and hope to find what’s up …
The Irish girl, Griane, is shown in the left column. I wanted to breathe more light into the gourd, make her look like she was in sunshine, with sunny highlights in her hair and skin and clothing. I also hoped to paint a true red-head’s translucent skin, where even the blood vessels show blue under their thin covering of flesh.
This gourd on the right is named Nancy, after a girl in my second grade class. Nancy (the girl) was poor in money and poor in affection. She came to school in clothes that were neither washed nor ironed. When the teacher who was always kind to me and who always smiled and liked my work would turn to Nancy and add to that girl’s misery, I learned what hypocrisy looked like. This gourd resembles the girl I knew, but her face and clothes are clean, her hat is new, and her smile, while not entirely trusting, is emerging.
These are Lani’s feet. You can see already that Lani is Polynesian, and that her feet are bare. I cut the gourd, and with the piece I had cut, I made the feet. Lani dances the traditional hula with grass pom-poms in her hands.
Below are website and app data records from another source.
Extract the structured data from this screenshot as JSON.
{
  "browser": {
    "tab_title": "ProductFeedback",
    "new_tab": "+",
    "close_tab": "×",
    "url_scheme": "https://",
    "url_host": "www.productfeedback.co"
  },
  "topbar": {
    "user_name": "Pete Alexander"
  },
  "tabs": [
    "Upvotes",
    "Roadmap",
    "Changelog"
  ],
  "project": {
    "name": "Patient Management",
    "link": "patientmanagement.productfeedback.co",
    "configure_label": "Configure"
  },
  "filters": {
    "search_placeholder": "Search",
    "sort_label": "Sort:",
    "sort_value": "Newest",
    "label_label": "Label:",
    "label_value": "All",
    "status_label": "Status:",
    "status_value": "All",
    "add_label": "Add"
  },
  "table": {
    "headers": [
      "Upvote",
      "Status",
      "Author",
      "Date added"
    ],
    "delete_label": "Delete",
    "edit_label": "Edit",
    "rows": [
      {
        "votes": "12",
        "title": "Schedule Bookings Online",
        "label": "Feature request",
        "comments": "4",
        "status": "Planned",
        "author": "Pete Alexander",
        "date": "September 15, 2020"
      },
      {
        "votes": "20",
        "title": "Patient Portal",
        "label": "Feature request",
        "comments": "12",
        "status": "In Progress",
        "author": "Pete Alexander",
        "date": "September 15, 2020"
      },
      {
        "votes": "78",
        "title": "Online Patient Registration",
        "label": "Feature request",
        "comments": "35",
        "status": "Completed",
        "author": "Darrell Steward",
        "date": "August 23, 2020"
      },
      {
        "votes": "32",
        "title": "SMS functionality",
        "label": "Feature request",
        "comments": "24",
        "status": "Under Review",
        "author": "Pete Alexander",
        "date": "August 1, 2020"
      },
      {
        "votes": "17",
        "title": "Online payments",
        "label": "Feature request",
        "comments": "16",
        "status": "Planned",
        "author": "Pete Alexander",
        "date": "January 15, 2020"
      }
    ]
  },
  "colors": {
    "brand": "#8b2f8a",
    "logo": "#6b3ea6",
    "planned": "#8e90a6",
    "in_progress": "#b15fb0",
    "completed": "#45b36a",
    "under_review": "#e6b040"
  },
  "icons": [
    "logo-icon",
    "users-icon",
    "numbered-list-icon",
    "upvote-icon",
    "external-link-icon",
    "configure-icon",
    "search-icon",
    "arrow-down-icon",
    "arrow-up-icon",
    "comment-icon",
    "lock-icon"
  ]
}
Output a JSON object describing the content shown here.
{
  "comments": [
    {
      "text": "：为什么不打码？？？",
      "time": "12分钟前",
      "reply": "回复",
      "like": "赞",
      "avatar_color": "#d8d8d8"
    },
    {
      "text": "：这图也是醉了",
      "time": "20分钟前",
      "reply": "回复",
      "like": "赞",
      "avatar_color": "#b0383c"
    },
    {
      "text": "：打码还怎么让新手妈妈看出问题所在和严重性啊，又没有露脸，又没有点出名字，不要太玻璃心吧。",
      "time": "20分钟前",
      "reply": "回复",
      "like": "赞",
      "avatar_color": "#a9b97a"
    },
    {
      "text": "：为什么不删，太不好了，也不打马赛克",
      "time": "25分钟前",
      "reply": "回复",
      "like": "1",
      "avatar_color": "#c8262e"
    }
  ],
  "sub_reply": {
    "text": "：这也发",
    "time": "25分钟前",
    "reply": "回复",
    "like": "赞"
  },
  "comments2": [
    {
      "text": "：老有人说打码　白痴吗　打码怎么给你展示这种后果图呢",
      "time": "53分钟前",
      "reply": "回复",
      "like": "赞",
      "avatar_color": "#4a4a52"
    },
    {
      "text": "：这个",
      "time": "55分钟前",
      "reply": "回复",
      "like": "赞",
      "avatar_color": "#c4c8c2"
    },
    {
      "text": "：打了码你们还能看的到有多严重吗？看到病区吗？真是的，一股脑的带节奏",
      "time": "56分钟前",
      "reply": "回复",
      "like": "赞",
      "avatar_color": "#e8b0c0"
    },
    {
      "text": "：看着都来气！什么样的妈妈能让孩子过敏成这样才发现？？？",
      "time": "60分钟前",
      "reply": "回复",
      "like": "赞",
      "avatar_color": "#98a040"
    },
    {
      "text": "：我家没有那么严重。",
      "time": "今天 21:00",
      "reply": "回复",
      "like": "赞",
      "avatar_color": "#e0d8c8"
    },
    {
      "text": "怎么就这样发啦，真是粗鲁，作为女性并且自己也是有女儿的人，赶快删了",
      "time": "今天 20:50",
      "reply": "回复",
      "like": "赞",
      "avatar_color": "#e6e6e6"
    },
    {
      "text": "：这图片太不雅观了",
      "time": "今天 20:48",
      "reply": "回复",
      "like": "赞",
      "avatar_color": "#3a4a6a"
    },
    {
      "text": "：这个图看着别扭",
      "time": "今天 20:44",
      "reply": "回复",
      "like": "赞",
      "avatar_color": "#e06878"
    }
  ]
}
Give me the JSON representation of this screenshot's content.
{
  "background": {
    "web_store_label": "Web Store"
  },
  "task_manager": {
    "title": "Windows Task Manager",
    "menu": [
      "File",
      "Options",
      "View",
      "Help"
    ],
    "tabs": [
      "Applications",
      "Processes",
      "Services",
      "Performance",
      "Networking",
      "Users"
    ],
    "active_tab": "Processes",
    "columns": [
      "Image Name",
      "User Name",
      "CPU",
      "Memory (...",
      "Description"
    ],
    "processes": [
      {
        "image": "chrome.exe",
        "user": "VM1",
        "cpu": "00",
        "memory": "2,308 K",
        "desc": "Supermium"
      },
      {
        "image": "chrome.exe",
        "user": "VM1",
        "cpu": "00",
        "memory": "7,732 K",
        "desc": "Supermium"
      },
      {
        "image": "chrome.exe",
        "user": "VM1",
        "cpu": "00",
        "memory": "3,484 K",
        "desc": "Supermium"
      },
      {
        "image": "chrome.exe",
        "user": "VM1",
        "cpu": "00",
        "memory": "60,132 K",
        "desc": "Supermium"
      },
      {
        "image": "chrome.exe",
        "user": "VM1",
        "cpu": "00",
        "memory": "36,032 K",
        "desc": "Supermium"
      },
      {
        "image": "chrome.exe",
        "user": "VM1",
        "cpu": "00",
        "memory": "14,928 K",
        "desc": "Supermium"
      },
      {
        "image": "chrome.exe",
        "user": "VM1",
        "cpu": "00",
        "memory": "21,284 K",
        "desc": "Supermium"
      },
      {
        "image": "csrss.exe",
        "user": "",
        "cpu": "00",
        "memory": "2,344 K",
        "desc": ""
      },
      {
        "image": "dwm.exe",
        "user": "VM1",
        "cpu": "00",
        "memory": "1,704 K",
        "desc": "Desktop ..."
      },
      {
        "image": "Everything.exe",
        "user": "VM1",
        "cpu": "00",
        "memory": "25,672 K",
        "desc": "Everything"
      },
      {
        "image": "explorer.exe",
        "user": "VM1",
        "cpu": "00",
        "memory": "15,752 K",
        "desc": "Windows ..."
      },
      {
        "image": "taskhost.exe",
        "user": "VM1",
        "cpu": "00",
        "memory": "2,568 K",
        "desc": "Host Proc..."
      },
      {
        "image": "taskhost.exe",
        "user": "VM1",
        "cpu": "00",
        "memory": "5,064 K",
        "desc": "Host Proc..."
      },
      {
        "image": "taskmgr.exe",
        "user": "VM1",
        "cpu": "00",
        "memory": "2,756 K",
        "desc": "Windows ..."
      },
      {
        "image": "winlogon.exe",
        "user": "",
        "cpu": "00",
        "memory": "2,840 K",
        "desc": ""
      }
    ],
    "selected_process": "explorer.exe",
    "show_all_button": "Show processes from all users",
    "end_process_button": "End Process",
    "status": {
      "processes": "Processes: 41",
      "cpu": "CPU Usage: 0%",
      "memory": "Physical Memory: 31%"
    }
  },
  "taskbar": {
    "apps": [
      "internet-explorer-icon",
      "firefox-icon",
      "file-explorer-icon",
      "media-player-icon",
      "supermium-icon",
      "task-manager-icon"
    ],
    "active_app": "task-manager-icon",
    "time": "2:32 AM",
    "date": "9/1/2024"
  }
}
The stick which is embedded in the wooden base balances her body, so that she is free to sway anytime she likes.